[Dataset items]
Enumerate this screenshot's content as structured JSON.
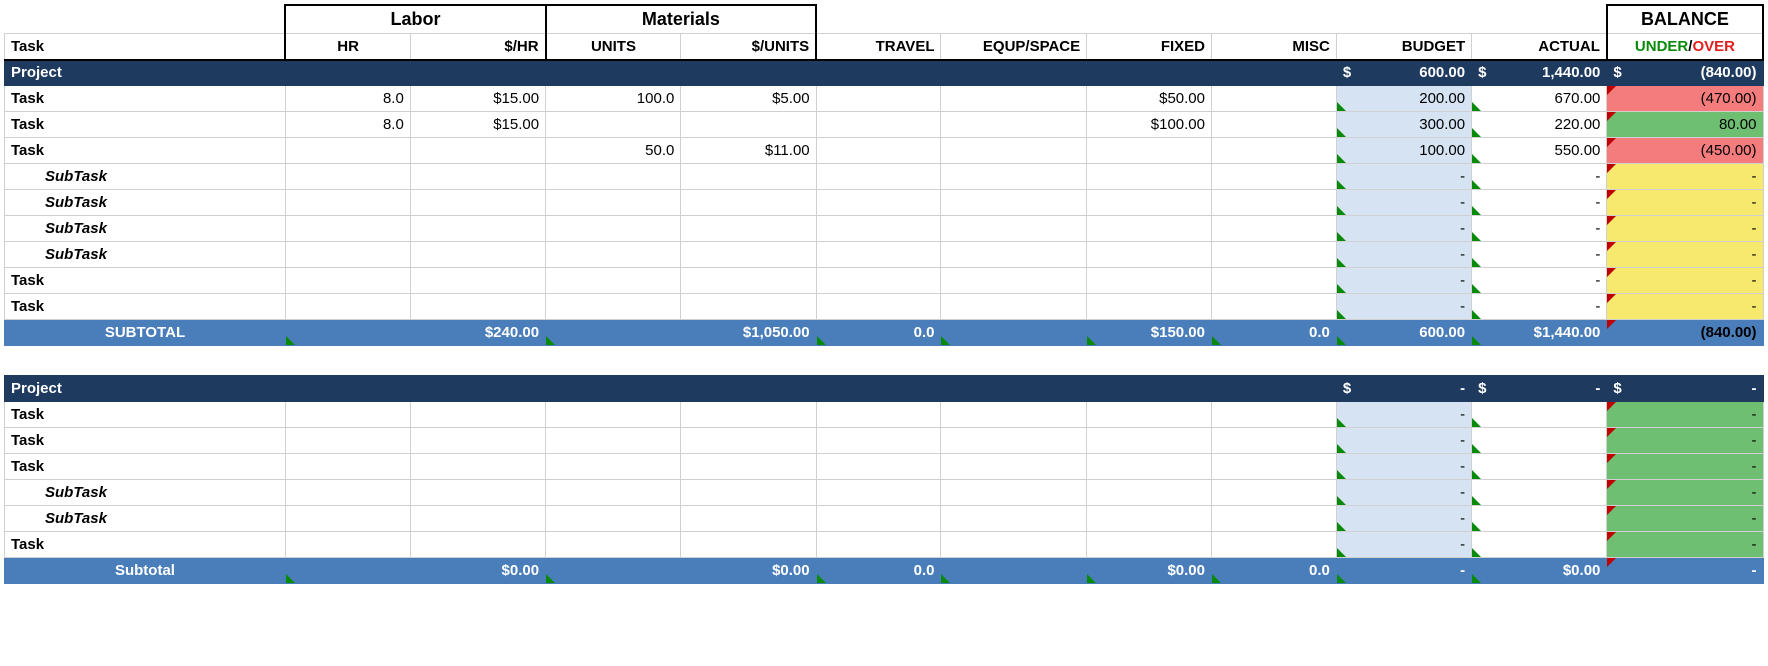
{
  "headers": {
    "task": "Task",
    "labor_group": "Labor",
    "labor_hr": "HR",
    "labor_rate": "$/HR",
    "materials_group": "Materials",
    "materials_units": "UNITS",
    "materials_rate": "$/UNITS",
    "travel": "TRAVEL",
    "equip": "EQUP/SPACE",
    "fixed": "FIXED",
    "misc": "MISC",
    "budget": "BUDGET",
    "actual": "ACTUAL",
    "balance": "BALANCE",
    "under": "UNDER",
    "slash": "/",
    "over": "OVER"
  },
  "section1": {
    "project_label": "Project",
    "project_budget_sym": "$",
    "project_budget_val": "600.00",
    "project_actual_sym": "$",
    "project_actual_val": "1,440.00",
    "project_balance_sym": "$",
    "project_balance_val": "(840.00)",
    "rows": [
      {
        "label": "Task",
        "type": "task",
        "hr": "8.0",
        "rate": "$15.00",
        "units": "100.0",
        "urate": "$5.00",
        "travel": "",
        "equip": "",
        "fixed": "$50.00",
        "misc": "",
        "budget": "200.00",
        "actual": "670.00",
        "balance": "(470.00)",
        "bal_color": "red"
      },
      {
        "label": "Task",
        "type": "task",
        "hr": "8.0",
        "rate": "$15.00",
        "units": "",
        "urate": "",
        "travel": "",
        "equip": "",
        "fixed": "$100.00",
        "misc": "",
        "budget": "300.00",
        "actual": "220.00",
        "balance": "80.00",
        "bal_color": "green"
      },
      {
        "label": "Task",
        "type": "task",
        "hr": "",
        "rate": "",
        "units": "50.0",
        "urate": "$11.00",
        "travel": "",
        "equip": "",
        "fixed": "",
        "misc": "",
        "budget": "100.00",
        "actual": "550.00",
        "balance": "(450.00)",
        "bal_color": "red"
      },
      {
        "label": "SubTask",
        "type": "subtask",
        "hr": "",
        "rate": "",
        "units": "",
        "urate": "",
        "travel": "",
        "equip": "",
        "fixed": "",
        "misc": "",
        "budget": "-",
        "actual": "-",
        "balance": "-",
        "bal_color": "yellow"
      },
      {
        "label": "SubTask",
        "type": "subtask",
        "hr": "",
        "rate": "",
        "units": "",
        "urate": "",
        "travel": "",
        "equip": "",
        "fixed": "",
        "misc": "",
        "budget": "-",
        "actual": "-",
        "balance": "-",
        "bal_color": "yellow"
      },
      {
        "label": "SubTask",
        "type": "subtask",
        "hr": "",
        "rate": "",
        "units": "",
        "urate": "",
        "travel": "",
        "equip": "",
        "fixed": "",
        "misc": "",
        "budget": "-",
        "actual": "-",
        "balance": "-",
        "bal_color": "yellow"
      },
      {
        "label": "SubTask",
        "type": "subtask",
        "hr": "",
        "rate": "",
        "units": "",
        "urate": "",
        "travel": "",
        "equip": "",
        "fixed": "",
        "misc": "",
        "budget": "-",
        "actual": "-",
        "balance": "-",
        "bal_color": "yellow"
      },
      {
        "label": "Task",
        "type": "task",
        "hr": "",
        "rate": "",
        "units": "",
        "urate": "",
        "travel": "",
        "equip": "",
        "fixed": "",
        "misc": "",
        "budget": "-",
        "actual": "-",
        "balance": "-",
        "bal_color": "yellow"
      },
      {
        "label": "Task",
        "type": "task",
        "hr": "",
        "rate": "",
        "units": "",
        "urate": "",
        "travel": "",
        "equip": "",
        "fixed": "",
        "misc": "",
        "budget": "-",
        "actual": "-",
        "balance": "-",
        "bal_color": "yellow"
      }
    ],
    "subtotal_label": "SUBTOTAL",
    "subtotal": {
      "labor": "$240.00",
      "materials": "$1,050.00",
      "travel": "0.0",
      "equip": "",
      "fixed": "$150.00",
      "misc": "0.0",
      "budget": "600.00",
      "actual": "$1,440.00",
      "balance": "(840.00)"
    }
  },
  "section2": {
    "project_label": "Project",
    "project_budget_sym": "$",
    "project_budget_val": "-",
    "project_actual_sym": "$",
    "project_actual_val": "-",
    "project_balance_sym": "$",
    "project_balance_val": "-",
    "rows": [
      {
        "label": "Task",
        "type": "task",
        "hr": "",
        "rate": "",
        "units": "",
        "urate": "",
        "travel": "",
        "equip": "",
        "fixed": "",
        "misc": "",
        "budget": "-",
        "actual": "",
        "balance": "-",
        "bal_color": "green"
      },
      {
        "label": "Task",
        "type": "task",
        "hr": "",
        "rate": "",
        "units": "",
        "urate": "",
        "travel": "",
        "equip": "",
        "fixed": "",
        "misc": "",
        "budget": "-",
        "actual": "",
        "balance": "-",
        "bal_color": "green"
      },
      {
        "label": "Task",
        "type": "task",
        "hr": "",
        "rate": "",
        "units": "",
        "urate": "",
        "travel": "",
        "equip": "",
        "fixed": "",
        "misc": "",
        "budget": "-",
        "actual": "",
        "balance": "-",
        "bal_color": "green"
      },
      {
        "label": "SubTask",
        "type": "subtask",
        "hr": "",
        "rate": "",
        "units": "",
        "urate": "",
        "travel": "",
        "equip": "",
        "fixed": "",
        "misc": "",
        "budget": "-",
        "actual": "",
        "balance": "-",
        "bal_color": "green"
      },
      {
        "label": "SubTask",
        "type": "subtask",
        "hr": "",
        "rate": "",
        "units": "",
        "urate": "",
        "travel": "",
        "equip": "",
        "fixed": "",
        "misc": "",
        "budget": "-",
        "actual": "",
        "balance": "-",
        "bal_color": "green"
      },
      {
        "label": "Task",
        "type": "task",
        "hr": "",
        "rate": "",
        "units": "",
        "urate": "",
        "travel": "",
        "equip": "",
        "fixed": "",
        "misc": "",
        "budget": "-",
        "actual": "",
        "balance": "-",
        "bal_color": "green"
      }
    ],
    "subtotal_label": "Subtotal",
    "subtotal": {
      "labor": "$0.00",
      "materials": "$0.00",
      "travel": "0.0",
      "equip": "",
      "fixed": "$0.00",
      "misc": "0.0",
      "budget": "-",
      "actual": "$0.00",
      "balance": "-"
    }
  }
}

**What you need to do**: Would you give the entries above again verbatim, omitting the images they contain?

**Output for this task**:
Enumerate this screenshot's content as structured JSON.
{
  "headers": {
    "task": "Task",
    "labor_group": "Labor",
    "labor_hr": "HR",
    "labor_rate": "$/HR",
    "materials_group": "Materials",
    "materials_units": "UNITS",
    "materials_rate": "$/UNITS",
    "travel": "TRAVEL",
    "equip": "EQUP/SPACE",
    "fixed": "FIXED",
    "misc": "MISC",
    "budget": "BUDGET",
    "actual": "ACTUAL",
    "balance": "BALANCE",
    "under": "UNDER",
    "slash": "/",
    "over": "OVER"
  },
  "section1": {
    "project_label": "Project",
    "project_budget_sym": "$",
    "project_budget_val": "600.00",
    "project_actual_sym": "$",
    "project_actual_val": "1,440.00",
    "project_balance_sym": "$",
    "project_balance_val": "(840.00)",
    "rows": [
      {
        "label": "Task",
        "type": "task",
        "hr": "8.0",
        "rate": "$15.00",
        "units": "100.0",
        "urate": "$5.00",
        "travel": "",
        "equip": "",
        "fixed": "$50.00",
        "misc": "",
        "budget": "200.00",
        "actual": "670.00",
        "balance": "(470.00)",
        "bal_color": "red"
      },
      {
        "label": "Task",
        "type": "task",
        "hr": "8.0",
        "rate": "$15.00",
        "units": "",
        "urate": "",
        "travel": "",
        "equip": "",
        "fixed": "$100.00",
        "misc": "",
        "budget": "300.00",
        "actual": "220.00",
        "balance": "80.00",
        "bal_color": "green"
      },
      {
        "label": "Task",
        "type": "task",
        "hr": "",
        "rate": "",
        "units": "50.0",
        "urate": "$11.00",
        "travel": "",
        "equip": "",
        "fixed": "",
        "misc": "",
        "budget": "100.00",
        "actual": "550.00",
        "balance": "(450.00)",
        "bal_color": "red"
      },
      {
        "label": "SubTask",
        "type": "subtask",
        "hr": "",
        "rate": "",
        "units": "",
        "urate": "",
        "travel": "",
        "equip": "",
        "fixed": "",
        "misc": "",
        "budget": "-",
        "actual": "-",
        "balance": "-",
        "bal_color": "yellow"
      },
      {
        "label": "SubTask",
        "type": "subtask",
        "hr": "",
        "rate": "",
        "units": "",
        "urate": "",
        "travel": "",
        "equip": "",
        "fixed": "",
        "misc": "",
        "budget": "-",
        "actual": "-",
        "balance": "-",
        "bal_color": "yellow"
      },
      {
        "label": "SubTask",
        "type": "subtask",
        "hr": "",
        "rate": "",
        "units": "",
        "urate": "",
        "travel": "",
        "equip": "",
        "fixed": "",
        "misc": "",
        "budget": "-",
        "actual": "-",
        "balance": "-",
        "bal_color": "yellow"
      },
      {
        "label": "SubTask",
        "type": "subtask",
        "hr": "",
        "rate": "",
        "units": "",
        "urate": "",
        "travel": "",
        "equip": "",
        "fixed": "",
        "misc": "",
        "budget": "-",
        "actual": "-",
        "balance": "-",
        "bal_color": "yellow"
      },
      {
        "label": "Task",
        "type": "task",
        "hr": "",
        "rate": "",
        "units": "",
        "urate": "",
        "travel": "",
        "equip": "",
        "fixed": "",
        "misc": "",
        "budget": "-",
        "actual": "-",
        "balance": "-",
        "bal_color": "yellow"
      },
      {
        "label": "Task",
        "type": "task",
        "hr": "",
        "rate": "",
        "units": "",
        "urate": "",
        "travel": "",
        "equip": "",
        "fixed": "",
        "misc": "",
        "budget": "-",
        "actual": "-",
        "balance": "-",
        "bal_color": "yellow"
      }
    ],
    "subtotal_label": "SUBTOTAL",
    "subtotal": {
      "labor": "$240.00",
      "materials": "$1,050.00",
      "travel": "0.0",
      "equip": "",
      "fixed": "$150.00",
      "misc": "0.0",
      "budget": "600.00",
      "actual": "$1,440.00",
      "balance": "(840.00)"
    }
  },
  "section2": {
    "project_label": "Project",
    "project_budget_sym": "$",
    "project_budget_val": "-",
    "project_actual_sym": "$",
    "project_actual_val": "-",
    "project_balance_sym": "$",
    "project_balance_val": "-",
    "rows": [
      {
        "label": "Task",
        "type": "task",
        "hr": "",
        "rate": "",
        "units": "",
        "urate": "",
        "travel": "",
        "equip": "",
        "fixed": "",
        "misc": "",
        "budget": "-",
        "actual": "",
        "balance": "-",
        "bal_color": "green"
      },
      {
        "label": "Task",
        "type": "task",
        "hr": "",
        "rate": "",
        "units": "",
        "urate": "",
        "travel": "",
        "equip": "",
        "fixed": "",
        "misc": "",
        "budget": "-",
        "actual": "",
        "balance": "-",
        "bal_color": "green"
      },
      {
        "label": "Task",
        "type": "task",
        "hr": "",
        "rate": "",
        "units": "",
        "urate": "",
        "travel": "",
        "equip": "",
        "fixed": "",
        "misc": "",
        "budget": "-",
        "actual": "",
        "balance": "-",
        "bal_color": "green"
      },
      {
        "label": "SubTask",
        "type": "subtask",
        "hr": "",
        "rate": "",
        "units": "",
        "urate": "",
        "travel": "",
        "equip": "",
        "fixed": "",
        "misc": "",
        "budget": "-",
        "actual": "",
        "balance": "-",
        "bal_color": "green"
      },
      {
        "label": "SubTask",
        "type": "subtask",
        "hr": "",
        "rate": "",
        "units": "",
        "urate": "",
        "travel": "",
        "equip": "",
        "fixed": "",
        "misc": "",
        "budget": "-",
        "actual": "",
        "balance": "-",
        "bal_color": "green"
      },
      {
        "label": "Task",
        "type": "task",
        "hr": "",
        "rate": "",
        "units": "",
        "urate": "",
        "travel": "",
        "equip": "",
        "fixed": "",
        "misc": "",
        "budget": "-",
        "actual": "",
        "balance": "-",
        "bal_color": "green"
      }
    ],
    "subtotal_label": "Subtotal",
    "subtotal": {
      "labor": "$0.00",
      "materials": "$0.00",
      "travel": "0.0",
      "equip": "",
      "fixed": "$0.00",
      "misc": "0.0",
      "budget": "-",
      "actual": "$0.00",
      "balance": "-"
    }
  }
}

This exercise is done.